At the end of the 2007 season, Josh Ford has secured his status as having one of the best catcher throwing arms in the minor leagues. Apparently, he was throwing too hard for his own good, because he underwent Tommy John surgery in the offseason, a procedure normally reserved for pitchers. He was ready to make an August comeback, then suffered a setback and underwent a second surgery. Now 26, Ford has fallen behind a number of other catchers on the Diamondbacks prospect ladder.
Another issue with Ford is his lack of power. At 6-foot-2 and 235 pounds, you would figure that he would have hit more than 10 home runs in his 813 minor league at bats. He has always had a flat-planed swing that doesn't generate much backspin on the ball. Many catchers develop power later in their careers, and if Ford can be one of those catchers, then he may yet have a future in the major leagues.
OF Joey Side
When healthy, Side is one of the best defensive outfielders in the organization, a .280-.290 hitter, and as aggressive of a base runner as you'll see. His managers have tried to tone down his aggressiveness and intensity, which can lead to frustrated slumps as well as fatigue and injuries. He may yet be able to harness his raw energy into more productivity and less profanity, and if so, he would be a great fourth outfielder to have in the big leagues.
Vasquez ranked as the 14th best prospect in the organization last April even following his partially torn labrum. The skinny right-hander opted for rehab rather than surgery to repair that tear, but so far, the results have not been encouraging. He walked an absurd 73 batters in 83 Tucson innings this summer, which led to a 6.72 ERA. He then made two starts in the Dominican Winter League in October, walking five more over five innings. He took over a month to rest that shoulder and clear his head and came back as a reliever in December. He allowed just two walks and one earned run in 7.1 relief innings, which is hopefully a sign that he is finally healthy again, both mentally and physically.
Vasquez has a sharp breaking ball and above average changeup when he is throwing them for strikes. Because he has three solid pitches, the organization would like to keep him as a starter, but his small body type and less-than-100% shoulder may relegate him to relief work. The door has not been closed on surgery in the future if he continues to struggle.
Clayton Conner put up incredible numbers at Yakima, but hasn't figured out the Midwest League. Really, he hasn't had much time to do so; he landed on the disabled list in early May and missed the remainder of the 2008 season. Like Side, Conner pressed a little too hard, and his body wore down. He did not deal with the adversity of a slump well - a phenomenon this talented 22-year old isn't used to.
When things are going well, Conner has one of the best power strokes in the organization. When things aren't, he's chasing pitches out of the zone and not waiting back on the ball. His defense at the hot corner has improved, though he still makes a lot of mistakes over there.

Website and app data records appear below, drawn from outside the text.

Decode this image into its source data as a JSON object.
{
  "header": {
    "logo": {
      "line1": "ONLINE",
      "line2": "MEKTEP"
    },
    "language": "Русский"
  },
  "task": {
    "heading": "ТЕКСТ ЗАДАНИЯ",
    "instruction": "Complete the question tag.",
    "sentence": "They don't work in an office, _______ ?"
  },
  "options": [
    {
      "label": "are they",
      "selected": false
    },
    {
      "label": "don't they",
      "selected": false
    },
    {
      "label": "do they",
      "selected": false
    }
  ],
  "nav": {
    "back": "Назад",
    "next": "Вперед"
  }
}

He will likely rebound with a strong 2009 season, but that is uncertain enough to land him here rather than on the top 50.
SS David Cooper
David Cooper is quite a valuable anomaly, being a left-handed hitting shortstop. Beyond that, he is one of the most disciplined hitters in the organization, as evidenced by his setting a Yakima record for walks in a season with 66. Cooper also runs well, throws well, and has a good glove.
Unfortunately, at age 23, Cooper hasn't shown that he can hit Short Season pitching consistently. He batted .252 and slugged just .286. At higher levels, pitchers will pound the strike zone against Cooper with better stuff, meaning he will not be able to take as many walks and could struggle even more to make solid contact. The 5-foot-8 infielder has been lifting weights since the Fall Instructional League, but has a pretty low threshold for bulking up at that size. If Cooper can overcome these concerns and make a solid showing at South Bend this year, he could propel onto the 2009 FutureBacks Fifty.